(Image: dGenerate Films and Hydra magazine)


Huang doesn't impose commentary or drama or, well, order via music or any guiding narration.  But that doesn't mean there isn't plenty of art here.  The different source videos are given an aesthetic unity by conversion into harsh, grainy black and white, in which form they occasionally present unlikely moments of gritty beauty.  The crafty editing (along with the lack of beginnings or endings inherent to much caught-on-the-fly footage) creates a species of narrative suspense.  The director/editor/compiler thankfully has a light touch with irony-generating juxtapositions, but they're there; embarrassingly, I actually missed one of the big ones until someone else's review pointed it out to me: the cut from squealing pigs being loaded onto trucks, to a scene of police forcing a fighting-mad old woman and her defenders into a paddy wagon as a crowd of onlookers grows increasingly angry and defiant.

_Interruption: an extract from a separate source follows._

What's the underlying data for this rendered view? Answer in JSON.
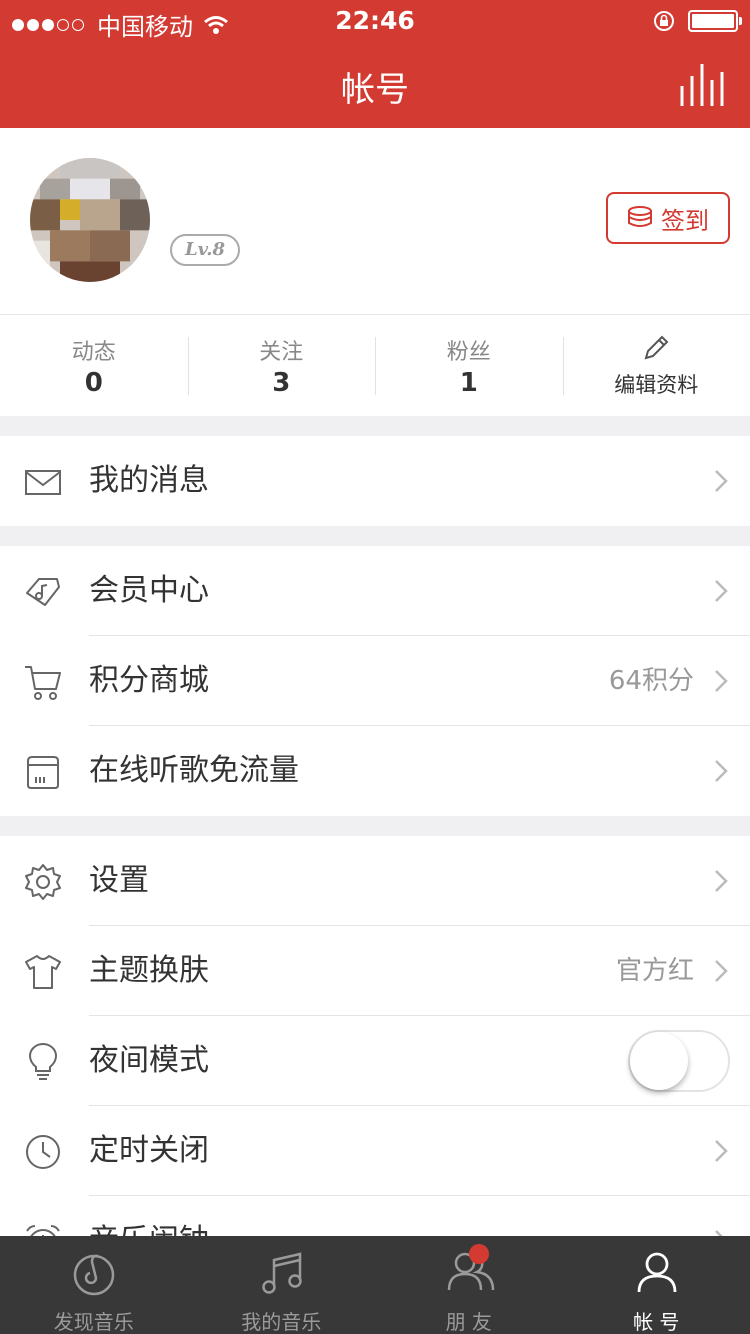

That last scene is the most striking example of Disorder's ambivalent presentation of the authorities (granted, it's in the nature of the piece that almost everything in it is presented ambivalently to some extent).  Police, naturally enough, show up frequently, but they rarely seem to have much effect - indifference, bewilderment, exhaustion and stupidity bedevil them at least as much as they do ordinary citizens.  The near-riot around the police van, coming at the end of the film, feels like an explosion of pent-up frustration, rage and terror from cops and civilians alike - the dam finally bursting.


Clearly, the project as a whole is meant as a portrait of a society spinning out of control, growing and transmogrifying so fast it's buckling at the joins and threatening to fall apart (I can't imagine this is going to get much, if any, play in its own country).  Whether or not it's a true portrait is up to whomever you ask, probably.  Though it doesn't feel like it, in many ways, Disorder is as manipulated as any scripted drama - for all I know, someone else's selections from the 1,000 hours of footage might make a decent tourist board promo.  Keeping that in mind, I was occasionally nagged by the feeling of watching a voyeuristic freak show - if it hasn't happened already, I expect some critic will lash back against the movie on these grounds (no doubt employing the word "exoticized" at some point).  

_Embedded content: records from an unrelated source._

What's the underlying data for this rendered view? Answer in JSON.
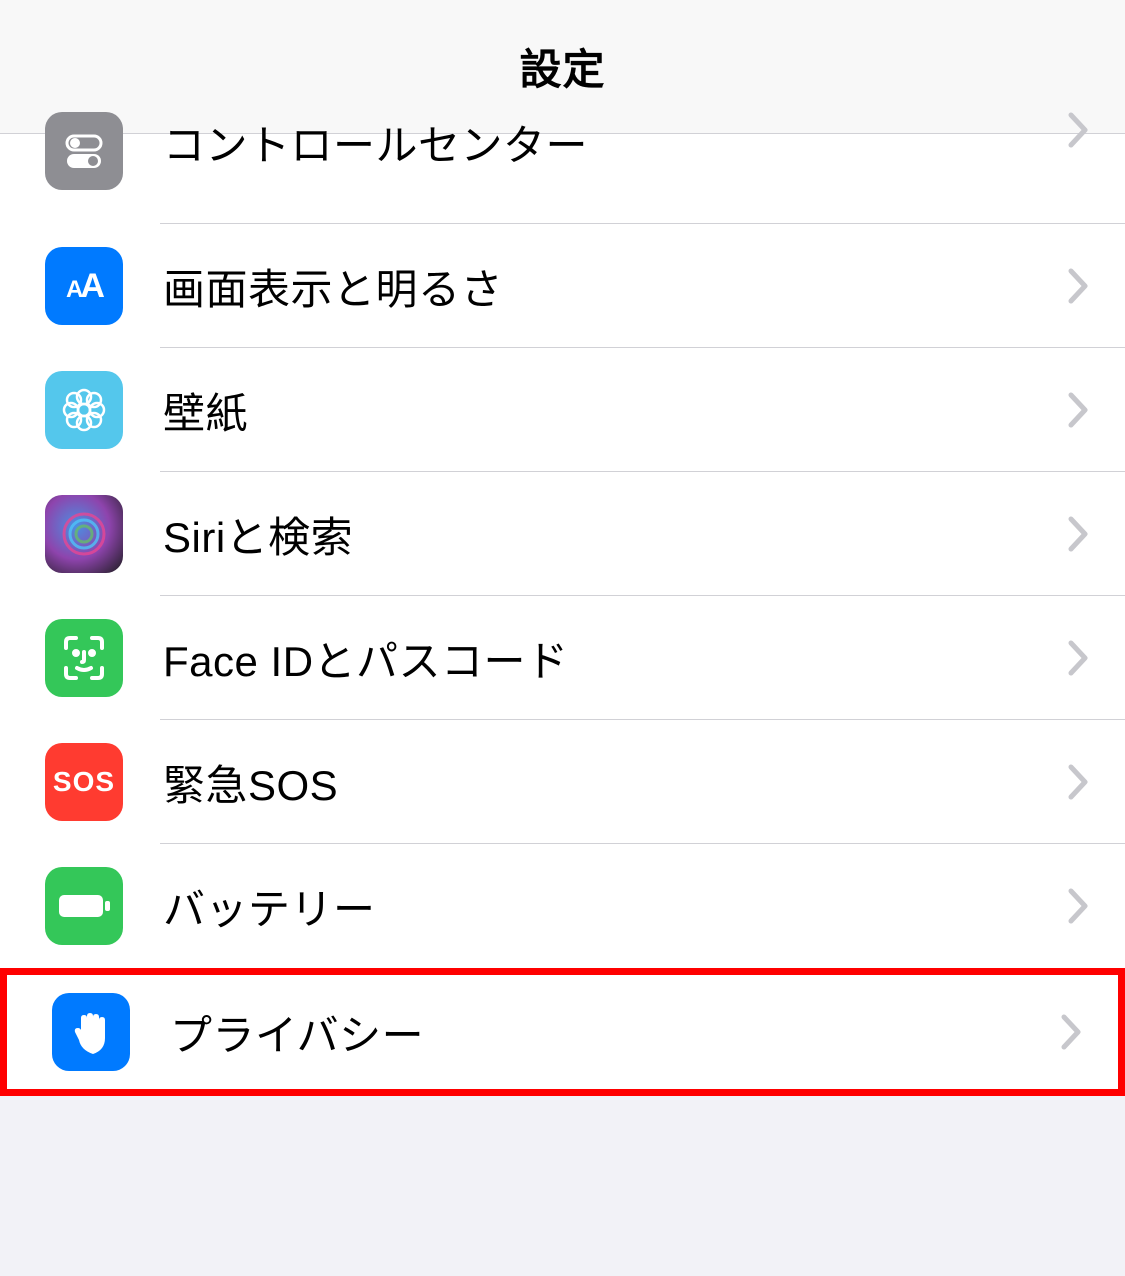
{
  "header": {
    "title": "設定"
  },
  "rows": {
    "control_center": {
      "label": "コントロールセンター",
      "icon_name": "toggles-icon",
      "icon_bg": "#8e8e93"
    },
    "display": {
      "label": "画面表示と明るさ",
      "icon_name": "text-size-icon",
      "icon_bg": "#007aff"
    },
    "wallpaper": {
      "label": "壁紙",
      "icon_name": "flower-icon",
      "icon_bg": "#54c7ec"
    },
    "siri": {
      "label": "Siriと検索",
      "icon_name": "siri-icon",
      "icon_bg": "#1c1c1e"
    },
    "faceid": {
      "label": "Face IDとパスコード",
      "icon_name": "face-id-icon",
      "icon_bg": "#34c759"
    },
    "sos": {
      "label": "緊急SOS",
      "icon_name": "sos-icon",
      "icon_bg": "#ff3b30",
      "icon_text": "SOS"
    },
    "battery": {
      "label": "バッテリー",
      "icon_name": "battery-icon",
      "icon_bg": "#34c759"
    },
    "privacy": {
      "label": "プライバシー",
      "icon_name": "hand-icon",
      "icon_bg": "#007aff"
    }
  },
  "highlighted_row": "privacy"
}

So if you get a chance to see it, and I hope many more people do, don't go for an "unvarnished true portrait of today's China," or whatever.  Do go for the power of cinema, at its deceptively simplest, to blast through your eyeballs and hit your brain like a falling star slamming into the earth.


[Here's the YouTube channel for Disorder's U.S. distributor, dGenerate Films, with an interesting clip about their work with Chinese independent and underground filmmakers.]


[Chris Chang's vivid mini-review in Film Comment, without which I might not have elected to see the movie.]
(Image: dGenerate Films and Film Comment)

No comments:

Post a Comment

Post a Comment